As Holly says, “Hempin’ is hard.” But in just 12 months, that hard work, what started with a single clone from a single seed, has grown into thousands of plants totaling thousands of dollars for just one company.

“For us it’s been all about people helping each other drive forward and succeed in this life,” Rich says.

[Read: Hurricane Florence destroyed Brad Adams’ hemp farm — find out how you can help!]

The passage of the 2018 farm bill, which most importantly removes hemp from the list of Schedule 1 narcotics, and allows hemp farmers to purchase crop insurance, is a big boon to the industry. It creates more opportunities for farmers to grow greater yields and sell to both local processors and larger corporations getting in the game; and, of course reduces the risk of losing money if crops are lost to natural disasters. For context, some farmers lost upwards of 100K in Hurricane Florence.

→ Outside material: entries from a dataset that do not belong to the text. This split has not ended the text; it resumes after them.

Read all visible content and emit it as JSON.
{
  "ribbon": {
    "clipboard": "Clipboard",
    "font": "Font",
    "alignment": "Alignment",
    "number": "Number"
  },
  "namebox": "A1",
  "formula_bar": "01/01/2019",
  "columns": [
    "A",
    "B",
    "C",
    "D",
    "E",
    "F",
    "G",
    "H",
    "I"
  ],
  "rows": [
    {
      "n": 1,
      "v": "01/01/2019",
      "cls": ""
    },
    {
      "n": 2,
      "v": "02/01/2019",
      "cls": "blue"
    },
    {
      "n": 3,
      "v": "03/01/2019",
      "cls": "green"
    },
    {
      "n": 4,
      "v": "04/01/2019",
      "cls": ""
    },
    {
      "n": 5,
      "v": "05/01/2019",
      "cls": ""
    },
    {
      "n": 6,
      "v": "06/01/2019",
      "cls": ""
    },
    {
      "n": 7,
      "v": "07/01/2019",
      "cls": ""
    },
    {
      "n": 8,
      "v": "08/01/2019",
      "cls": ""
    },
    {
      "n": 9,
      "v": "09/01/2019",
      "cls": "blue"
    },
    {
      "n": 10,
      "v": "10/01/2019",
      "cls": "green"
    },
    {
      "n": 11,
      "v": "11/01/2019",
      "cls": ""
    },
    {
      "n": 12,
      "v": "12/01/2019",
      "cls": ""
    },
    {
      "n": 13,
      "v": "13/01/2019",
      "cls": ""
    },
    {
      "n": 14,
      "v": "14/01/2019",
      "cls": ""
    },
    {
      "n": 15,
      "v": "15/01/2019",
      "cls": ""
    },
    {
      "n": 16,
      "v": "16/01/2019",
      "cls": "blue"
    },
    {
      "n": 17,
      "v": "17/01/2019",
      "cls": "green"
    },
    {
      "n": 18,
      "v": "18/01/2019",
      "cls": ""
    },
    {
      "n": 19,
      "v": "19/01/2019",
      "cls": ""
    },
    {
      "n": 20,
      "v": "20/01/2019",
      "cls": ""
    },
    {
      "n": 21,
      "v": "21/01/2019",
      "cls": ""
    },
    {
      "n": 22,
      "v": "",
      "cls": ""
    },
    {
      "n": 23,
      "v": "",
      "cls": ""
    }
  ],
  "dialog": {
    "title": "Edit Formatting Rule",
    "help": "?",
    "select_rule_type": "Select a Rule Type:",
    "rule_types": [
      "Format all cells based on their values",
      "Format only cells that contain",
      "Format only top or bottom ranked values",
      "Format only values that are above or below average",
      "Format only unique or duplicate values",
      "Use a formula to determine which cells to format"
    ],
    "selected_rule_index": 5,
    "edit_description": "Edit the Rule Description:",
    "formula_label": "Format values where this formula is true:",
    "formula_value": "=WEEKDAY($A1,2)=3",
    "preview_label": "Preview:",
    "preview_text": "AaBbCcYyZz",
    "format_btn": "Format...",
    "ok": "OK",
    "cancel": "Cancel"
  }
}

“The possibilities for hemp are endless,” Rich says. “It has the potential to touch and be part of every major industry. In the next five years there won’t be enough quality supply to meet the demand. If you’re not already on the train get on now.”

As Holly says, “Hempin’ is hard.”

Gary Band

Gary Band

Reporter

Gary Band has worked as a reporter and editor since 1999 at weekly and daily newspapers in Massachusetts, Vermont, northern New Jersey and western New York. He lives with his wife in Cary, N.C.